How can the signage industry prepare for the post-lockdown surge in signage requirements?2 min read
Since the coronavirus lockdown, high streets have resembled ghost towns, transport hubs have been decimated, and business centres have operated on a skeleton basis.
The reduced footfall on the streets and in train stations, airports and such has resulted in a huge reduction in retail and street-level signage. However, as the nation prepares to embark upon a gradual easing of COVID-19 lockdown restrictions in the coming weeks, now is the perfect time to consider the likely implications on the signage industry and how the industry will need to adapt to meet the needs of COVID-secure environments.
Health and safety signage in-store and out-store
From 15th June, all non-essential retail stores will be legally permitted to reopen their doors to the general public – providing they can ensure COVID-secure retail floors. Maintaining a safe social distance and limiting the number of consumers in-store at one time will be integral to the steady and comfortable flow of shoppers in the weeks ahead.
As more retailers seek to find their ‘new normal’, the signage industry will be critical in providing certainty and reassurance for shoppers via safety signage. Whether it’s floor stickers, laminated vinyl, or foamex signs, stores will need to offer a sense of clarity and reassurance to members of the public that are tentative about returning to the high street.
Although many of us are still learning and adapting to what the future will look like post-pandemic, there are some trends that the signage industry can continue to hang its hat on in a post-COVID-19 world.
The need for multi-platform communications
When it comes to communicating consistent messages in terms of health and safety, businesses and buildings will need to maintain a multi-platform approach. With individuals using more devices than ever to consume information on smartphones and tablets, as well as computers and automated signage, maintaining consistency with messaging across formats and hardware will be equally important in the months ahead.
Making sense of audience data will be essential for businesses going forward. How the data is used may differ from before the pandemic, but big data will be vital to keep the public well-informed, particularly in large-scale environments. Big data will be vital for large-scale signage, helping to educate people on suitable social distancing, which will be essential for the well-oiled running of airports, train stations and large-scale business headquarters alike.
AV as a Service (AVaaS)

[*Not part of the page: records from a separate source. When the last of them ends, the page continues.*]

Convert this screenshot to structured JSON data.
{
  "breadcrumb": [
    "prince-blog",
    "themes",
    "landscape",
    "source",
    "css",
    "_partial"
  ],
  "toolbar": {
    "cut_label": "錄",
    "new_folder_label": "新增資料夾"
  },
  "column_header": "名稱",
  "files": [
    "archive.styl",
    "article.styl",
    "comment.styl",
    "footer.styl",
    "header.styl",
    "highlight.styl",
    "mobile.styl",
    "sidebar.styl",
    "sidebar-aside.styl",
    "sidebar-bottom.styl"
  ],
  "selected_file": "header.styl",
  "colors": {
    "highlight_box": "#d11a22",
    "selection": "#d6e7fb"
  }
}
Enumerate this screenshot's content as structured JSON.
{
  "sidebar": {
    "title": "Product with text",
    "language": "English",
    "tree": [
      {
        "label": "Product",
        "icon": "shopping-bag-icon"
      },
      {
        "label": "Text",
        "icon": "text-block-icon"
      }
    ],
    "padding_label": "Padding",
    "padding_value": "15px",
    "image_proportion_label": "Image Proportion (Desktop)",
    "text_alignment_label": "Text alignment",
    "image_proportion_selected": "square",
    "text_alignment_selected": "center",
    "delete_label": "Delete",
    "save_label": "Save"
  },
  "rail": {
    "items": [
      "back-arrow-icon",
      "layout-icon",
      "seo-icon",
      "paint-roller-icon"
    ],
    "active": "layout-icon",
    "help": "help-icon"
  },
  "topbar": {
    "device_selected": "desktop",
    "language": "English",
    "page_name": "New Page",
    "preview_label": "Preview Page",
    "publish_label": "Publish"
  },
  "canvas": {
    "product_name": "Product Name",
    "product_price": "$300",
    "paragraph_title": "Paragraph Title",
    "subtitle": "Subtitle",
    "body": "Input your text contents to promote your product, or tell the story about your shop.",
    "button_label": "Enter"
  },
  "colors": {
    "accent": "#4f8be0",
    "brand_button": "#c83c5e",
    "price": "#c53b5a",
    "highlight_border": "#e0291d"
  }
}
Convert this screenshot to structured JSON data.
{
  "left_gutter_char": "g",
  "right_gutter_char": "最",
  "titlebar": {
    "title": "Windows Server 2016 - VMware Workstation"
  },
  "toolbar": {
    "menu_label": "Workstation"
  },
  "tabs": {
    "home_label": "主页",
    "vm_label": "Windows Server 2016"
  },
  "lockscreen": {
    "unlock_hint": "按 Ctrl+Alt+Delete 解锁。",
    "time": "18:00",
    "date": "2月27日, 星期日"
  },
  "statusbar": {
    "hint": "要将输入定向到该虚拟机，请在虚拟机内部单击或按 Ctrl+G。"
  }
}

Companies of all shapes and sizes will be weighing up the workplace of the future. AVaaS will play an increasingly influential role in redesigning and reaffirming internal and client-facing operations for businesses. AV professionals that can solve problems such as outdated or mixed messaging across in-house and external systems will be worth their weight in gold.